**YOUR INSTRUCTIONS**
For this task, output every entry below exactly and omit the pictures.

**DATASET EXTRACT**
:::::

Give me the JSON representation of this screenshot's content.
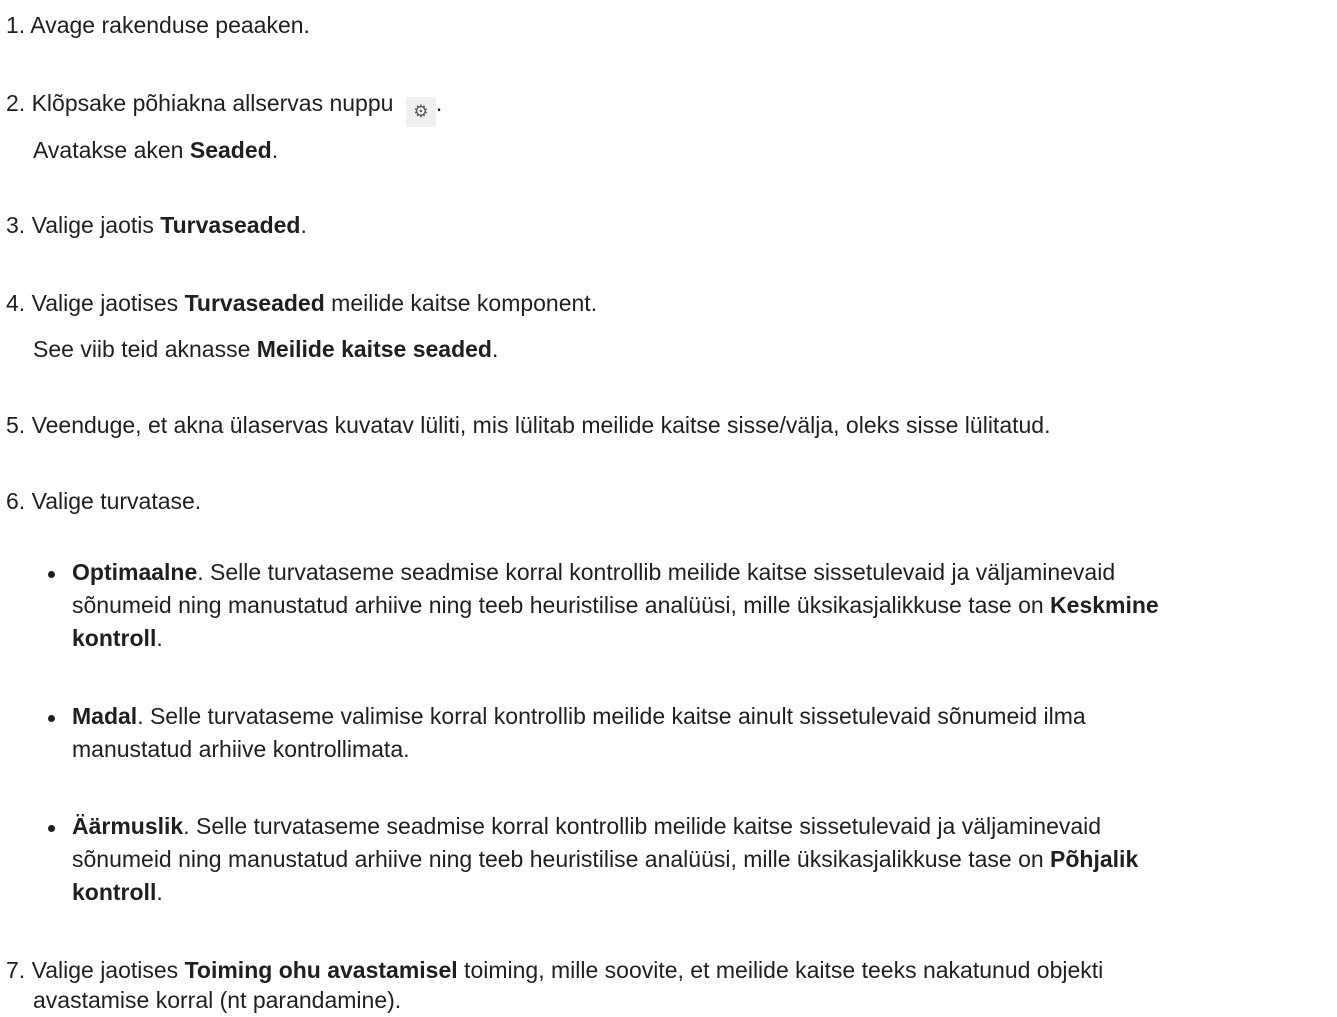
{
  "steps": [
    {
      "text": "1. Avage rakenduse peaaken."
    },
    {
      "pre": "2. Klõpsake põhiakna allservas nuppu ",
      "icon": "gear-icon",
      "post": "."
    },
    {
      "pre": "Avatakse aken ",
      "bold": "Seaded",
      "post": "."
    },
    {
      "pre": "3. Valige jaotis ",
      "bold": "Turvaseaded",
      "post": "."
    },
    {
      "pre": "4. Valige jaotises ",
      "bold": "Turvaseaded",
      "post": " meilide kaitse komponent."
    },
    {
      "pre": "See viib teid aknasse ",
      "bold": "Meilide kaitse seaded",
      "post": "."
    },
    {
      "text": "5. Veenduge, et akna ülaservas kuvatav lüliti, mis lülitab meilide kaitse sisse/välja, oleks sisse lülitatud."
    },
    {
      "text": "6. Valige turvatase."
    }
  ],
  "levels": [
    {
      "name": "Optimaalne",
      "line1": ". Selle turvataseme seadmise korral kontrollib meilide kaitse sissetulevaid ja väljaminevaid",
      "line2_pre": "sõnumeid ning manustatud arhiive ning teeb heuristilise analüüsi, mille üksikasjalikkuse tase on ",
      "line2_bold": "Keskmine",
      "line3_bold": "kontroll",
      "line3_post": "."
    },
    {
      "name": "Madal",
      "line1": ". Selle turvataseme valimise korral kontrollib meilide kaitse ainult sissetulevaid sõnumeid ilma",
      "line2_pre": "manustatud arhiive kontrollimata.",
      "line2_bold": "",
      "line3_bold": "",
      "line3_post": ""
    },
    {
      "name": "Äärmuslik",
      "line1": ". Selle turvataseme seadmise korral kontrollib meilide kaitse sissetulevaid ja väljaminevaid",
      "line2_pre": "sõnumeid ning manustatud arhiive ning teeb heuristilise analüüsi, mille üksikasjalikkuse tase on ",
      "line2_bold": "Põhjalik",
      "line3_bold": "kontroll",
      "line3_post": "."
    }
  ],
  "step7": {
    "pre": "7. Valige jaotises ",
    "bold": "Toiming ohu avastamisel",
    "post": " toiming, mille soovite, et meilide kaitse teeks nakatunud objekti",
    "line2": "avastamise korral (nt parandamine)."
  },
  "icons": {
    "gear": "⚙"
  }
}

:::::

**RESPONSE TO THE TASK**
Give me the JSON representation of this screenshot's content.
{
  "steps": [
    {
      "text": "1. Avage rakenduse peaaken."
    },
    {
      "pre": "2. Klõpsake põhiakna allservas nuppu ",
      "icon": "gear-icon",
      "post": "."
    },
    {
      "pre": "Avatakse aken ",
      "bold": "Seaded",
      "post": "."
    },
    {
      "pre": "3. Valige jaotis ",
      "bold": "Turvaseaded",
      "post": "."
    },
    {
      "pre": "4. Valige jaotises ",
      "bold": "Turvaseaded",
      "post": " meilide kaitse komponent."
    },
    {
      "pre": "See viib teid aknasse ",
      "bold": "Meilide kaitse seaded",
      "post": "."
    },
    {
      "text": "5. Veenduge, et akna ülaservas kuvatav lüliti, mis lülitab meilide kaitse sisse/välja, oleks sisse lülitatud."
    },
    {
      "text": "6. Valige turvatase."
    }
  ],
  "levels": [
    {
      "name": "Optimaalne",
      "line1": ". Selle turvataseme seadmise korral kontrollib meilide kaitse sissetulevaid ja väljaminevaid",
      "line2_pre": "sõnumeid ning manustatud arhiive ning teeb heuristilise analüüsi, mille üksikasjalikkuse tase on ",
      "line2_bold": "Keskmine",
      "line3_bold": "kontroll",
      "line3_post": "."
    },
    {
      "name": "Madal",
      "line1": ". Selle turvataseme valimise korral kontrollib meilide kaitse ainult sissetulevaid sõnumeid ilma",
      "line2_pre": "manustatud arhiive kontrollimata.",
      "line2_bold": "",
      "line3_bold": "",
      "line3_post": ""
    },
    {
      "name": "Äärmuslik",
      "line1": ". Selle turvataseme seadmise korral kontrollib meilide kaitse sissetulevaid ja väljaminevaid",
      "line2_pre": "sõnumeid ning manustatud arhiive ning teeb heuristilise analüüsi, mille üksikasjalikkuse tase on ",
      "line2_bold": "Põhjalik",
      "line3_bold": "kontroll",
      "line3_post": "."
    }
  ],
  "step7": {
    "pre": "7. Valige jaotises ",
    "bold": "Toiming ohu avastamisel",
    "post": " toiming, mille soovite, et meilide kaitse teeks nakatunud objekti",
    "line2": "avastamise korral (nt parandamine)."
  },
  "icons": {
    "gear": "⚙"
  }
}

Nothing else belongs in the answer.